Steel Building Systems, Inc
There is a lot of confusion about metal building insulation today. People ask, “Should I insulate my new steel building? And do I need to include a vapor barrier?”
The answer is… well, maybe.
Water vapor in the air condenses wherever very cold air meets very warm air. When that happens, the water contained in the air returns to its liquid state.
Have you seen how your iced tea glass sweats on a hot summer day? Unfortunately, sweat may also form around your air conditioning ducts— and inside your walls— without a good insulation system.
A vapor barrier— better described as a vapor retarder— reduces the amount of water vapor entering your wall and ceiling cavities. The process of water vapor passing through building materials is called “vapor diffusion.”
Do not confuse vapor retarders with air barriers. Air barriers seek to eliminate outside air from penetrating the building envelope. While vapor retarders also reduce some air leakage into the building, their main function is condensation protection.
However, vapor retarders do not seek to eliminate all air leakage, since that can trap moisture in your walls and ceiling.

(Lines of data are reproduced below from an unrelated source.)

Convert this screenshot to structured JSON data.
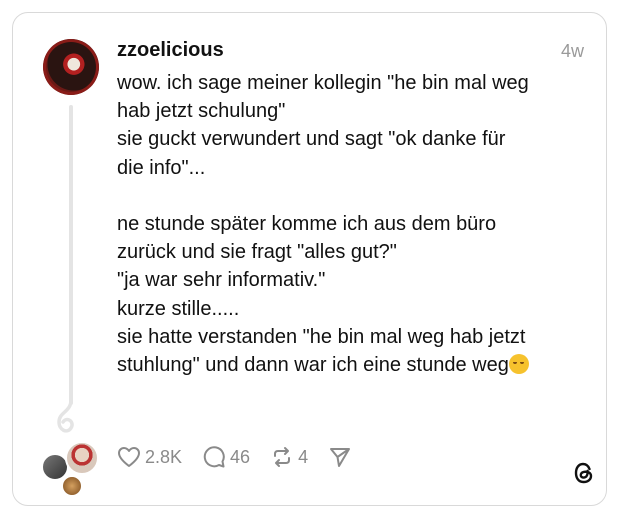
{
  "post": {
    "username": "zzoelicious",
    "time": "4w",
    "lines": [
      "wow. ich sage meiner kollegin \"he bin mal weg",
      "hab jetzt schulung\"",
      "sie guckt verwundert und sagt \"ok danke für",
      "die info\"...",
      "",
      "ne stunde später komme ich aus dem büro",
      "zurück und sie fragt \"alles gut?\"",
      "\"ja war sehr informativ.\"",
      "kurze stille.....",
      "sie hatte verstanden \"he bin mal weg hab jetzt",
      "stuhlung\" und dann war ich eine stunde weg"
    ]
  },
  "actions": {
    "likes": "2.8K",
    "replies": "46",
    "reposts": "4"
  },
  "icons": {
    "like": "heart-icon",
    "reply": "comment-icon",
    "repost": "repost-icon",
    "share": "send-icon",
    "brand": "threads-logo-icon",
    "emoji": "relieved-face-emoji"
  }
}
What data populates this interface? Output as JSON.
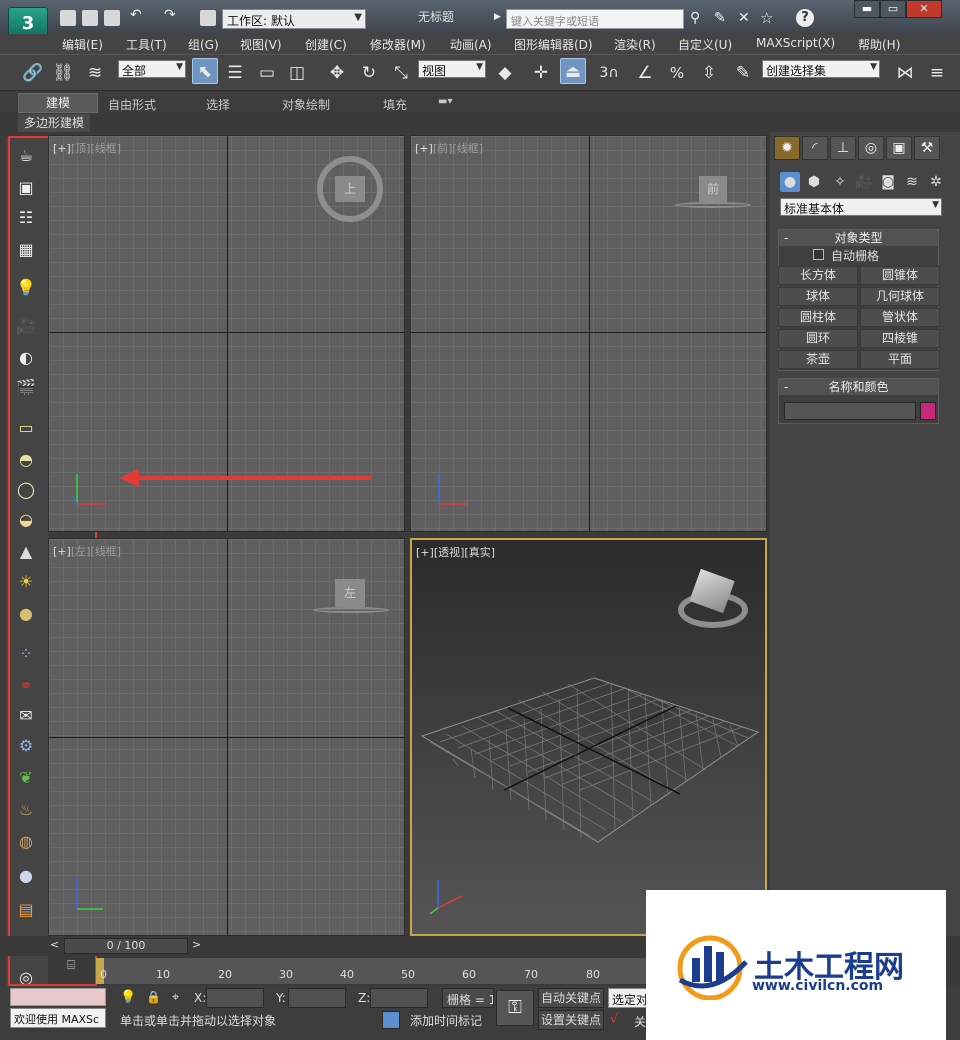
{
  "window": {
    "title": "无标题",
    "workspace": "工作区: 默认",
    "search_placeholder": "键入关键字或短语",
    "min": "▬",
    "max": "▭",
    "close": "✕"
  },
  "menu": [
    "编辑(E)",
    "工具(T)",
    "组(G)",
    "视图(V)",
    "创建(C)",
    "修改器(M)",
    "动画(A)",
    "图形编辑器(D)",
    "渲染(R)",
    "自定义(U)",
    "MAXScript(X)",
    "帮助(H)"
  ],
  "toolbar": {
    "filter": "全部",
    "ref_coord": "视图",
    "selection_set": "创建选择集",
    "snap_label": "3"
  },
  "ribbon": {
    "tabs": [
      "建模",
      "自由形式",
      "选择",
      "对象绘制",
      "填充"
    ],
    "subtab": "多边形建模"
  },
  "viewports": {
    "top": {
      "label": "[+]",
      "view": "[顶]",
      "shading": "[线框]",
      "cube": "上"
    },
    "front": {
      "label": "[+]",
      "view": "[前]",
      "shading": "[线框]",
      "cube": "前"
    },
    "left": {
      "label": "[+]",
      "view": "[左]",
      "shading": "[线框]",
      "cube": "左"
    },
    "persp": {
      "label": "[+]",
      "view": "[透视]",
      "shading": "[真实]"
    }
  },
  "command_panel": {
    "category": "标准基本体",
    "object_type": {
      "title": "对象类型",
      "autogrid": "自动栅格",
      "buttons": [
        "长方体",
        "圆锥体",
        "球体",
        "几何球体",
        "圆柱体",
        "管状体",
        "圆环",
        "四棱锥",
        "茶壶",
        "平面"
      ]
    },
    "name_color": {
      "title": "名称和颜色",
      "name": "",
      "color": "#c8287a"
    }
  },
  "timeline": {
    "frame": "0 / 100",
    "ticks": [
      "0",
      "10",
      "20",
      "30",
      "40",
      "50",
      "60",
      "70",
      "80"
    ]
  },
  "status": {
    "welcome": "欢迎使用 MAXSc",
    "hint": "单击或单击并拖动以选择对象",
    "add_tag": "添加时间标记",
    "x_label": "X:",
    "y_label": "Y:",
    "z_label": "Z:",
    "grid": "栅格 = 1",
    "auto_key": "自动关键点",
    "set_key": "设置关键点",
    "selected": "选定对",
    "key_filter": "关"
  },
  "watermark": {
    "title": "土木工程网",
    "url": "www.civilcn.com"
  },
  "colors": {
    "highlight": "#e53935",
    "accent": "#6f95c0",
    "persp_border": "#c6a84a"
  }
}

A vapor retarder material that breathes allows any collected moisture too slowly and harmlessly evaporate.
Consequently, breathable fabric vapor retarders beat plastic or vinyl barriers, which cannot release water vapor.

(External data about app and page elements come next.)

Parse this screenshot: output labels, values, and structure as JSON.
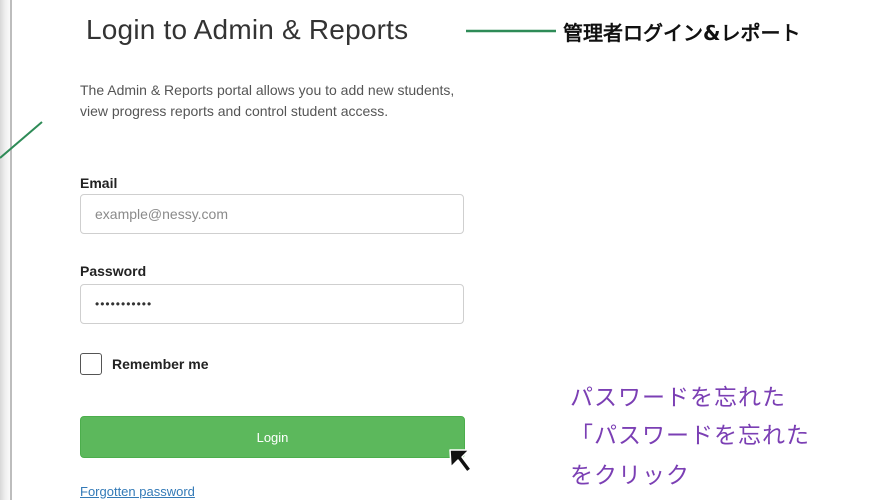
{
  "page": {
    "title": "Login to Admin & Reports",
    "description": "The Admin & Reports portal allows you to add new students, view progress reports and control student access."
  },
  "form": {
    "email_label": "Email",
    "email_placeholder": "example@nessy.com",
    "email_value": "",
    "password_label": "Password",
    "password_value": "•••••••••••",
    "remember_label": "Remember me",
    "remember_checked": false,
    "login_label": "Login",
    "forgot_label": "Forgotten password"
  },
  "annotations": {
    "title_jp": "管理者ログイン&レポート",
    "forgot_line1": "パスワードを忘れた",
    "forgot_line2": "「パスワードを忘れた",
    "forgot_line3": "をクリック"
  },
  "colors": {
    "login_button": "#5cb85c",
    "link": "#337ab7",
    "callout_line": "#2e8b57",
    "annotation_text": "#7b3fb4"
  },
  "icons": [
    "mouse-cursor-icon"
  ]
}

Condensation buildup in walls and ceilings is both annoying and destructive. Left unchecked, moisture build up problems include:
A vapor retarder installed incorrectly cannot fulfill its mission. In fact, the U.S. Department of Energy says poor installation can reduce a barrier’s effectiveness by as much as 40%.

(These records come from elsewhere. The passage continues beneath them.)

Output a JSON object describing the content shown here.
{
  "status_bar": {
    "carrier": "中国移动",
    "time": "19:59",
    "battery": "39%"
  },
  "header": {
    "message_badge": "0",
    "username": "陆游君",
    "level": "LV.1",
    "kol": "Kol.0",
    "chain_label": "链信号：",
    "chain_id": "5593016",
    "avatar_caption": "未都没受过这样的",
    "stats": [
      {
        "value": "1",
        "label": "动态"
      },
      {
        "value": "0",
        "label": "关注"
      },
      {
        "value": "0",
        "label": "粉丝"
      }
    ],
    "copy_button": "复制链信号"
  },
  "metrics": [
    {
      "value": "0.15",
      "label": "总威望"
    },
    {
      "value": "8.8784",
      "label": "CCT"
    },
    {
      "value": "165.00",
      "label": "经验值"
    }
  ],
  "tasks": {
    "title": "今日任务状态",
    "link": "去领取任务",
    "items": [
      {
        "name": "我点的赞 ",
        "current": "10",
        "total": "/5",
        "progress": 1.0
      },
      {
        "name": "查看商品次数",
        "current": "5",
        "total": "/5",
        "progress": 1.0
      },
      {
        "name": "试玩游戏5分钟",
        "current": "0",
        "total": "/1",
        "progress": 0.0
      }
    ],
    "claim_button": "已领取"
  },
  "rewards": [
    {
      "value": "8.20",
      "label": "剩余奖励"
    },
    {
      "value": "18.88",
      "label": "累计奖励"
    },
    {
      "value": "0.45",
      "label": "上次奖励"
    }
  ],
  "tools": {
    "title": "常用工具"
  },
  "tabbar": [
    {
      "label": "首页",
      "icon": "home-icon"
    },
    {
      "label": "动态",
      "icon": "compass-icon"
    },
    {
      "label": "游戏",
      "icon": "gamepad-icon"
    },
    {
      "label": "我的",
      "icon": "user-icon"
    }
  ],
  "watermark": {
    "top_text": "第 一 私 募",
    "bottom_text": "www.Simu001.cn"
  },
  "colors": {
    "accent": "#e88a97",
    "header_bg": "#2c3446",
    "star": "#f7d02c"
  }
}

Gaps, tears, sloppy seams, and slits in the barrier material allow humid air to slip through the barrier. For best results, make sure to install your building’s vapor retarder as perfectly as possible. This is especially important for structures in areas known for extreme heat, cold, or high humidity.
Therefore, choose a strong, durable vapor retarder. The material should be easy to handle. Make sure it is resistant to tears, punctures, resistant, and fire, too. Also, look for light-reflecting colors that complement your design.
Apply vapor barriers to the warm side of the wall.
In most locations, that means installing vapor retarders on the interior side of the walls and ceilings. However, if the inside of the structure is refrigerated, as in a cold-storage warehouse or food processing plant, vapor barriers may be more effective on the outside of the wall or ceiling assembly.
Vapor barriers, also known as vapor retarders, significantly lower condensation risks in extreme climates. When properly installed, a high-quality insulation system with a breathable vapor retarder saves you from humidity headaches and wasted energy dollars.
RHINO Steel Building Systems offers an optional professional insulation system includes a high-quality vapor retarder.
This tough and durable fabric barrier lasts and lasts. In fact, RHINO’s vapor retarder rates 300% stronger than the vinyl barriers typically offered by most metal building companies.
Its double-extrusion welded seams promise low vapor penetration, too.
This easy care fabric barrier breathes well and cleans easily. Although the bright, light-reflective white is by far our most popular color choice, other colors are available upon request.
Discuss vapor retarders with one of RHINO’s metal building specialist today. They can give you more information on our Pro-Value metal building insulation system. And, they can advise you on whether a vapor retarder is recommended for your location and building use.
Test our metal now by calling us at 940.383.9566. We have the best deals in steel buildings!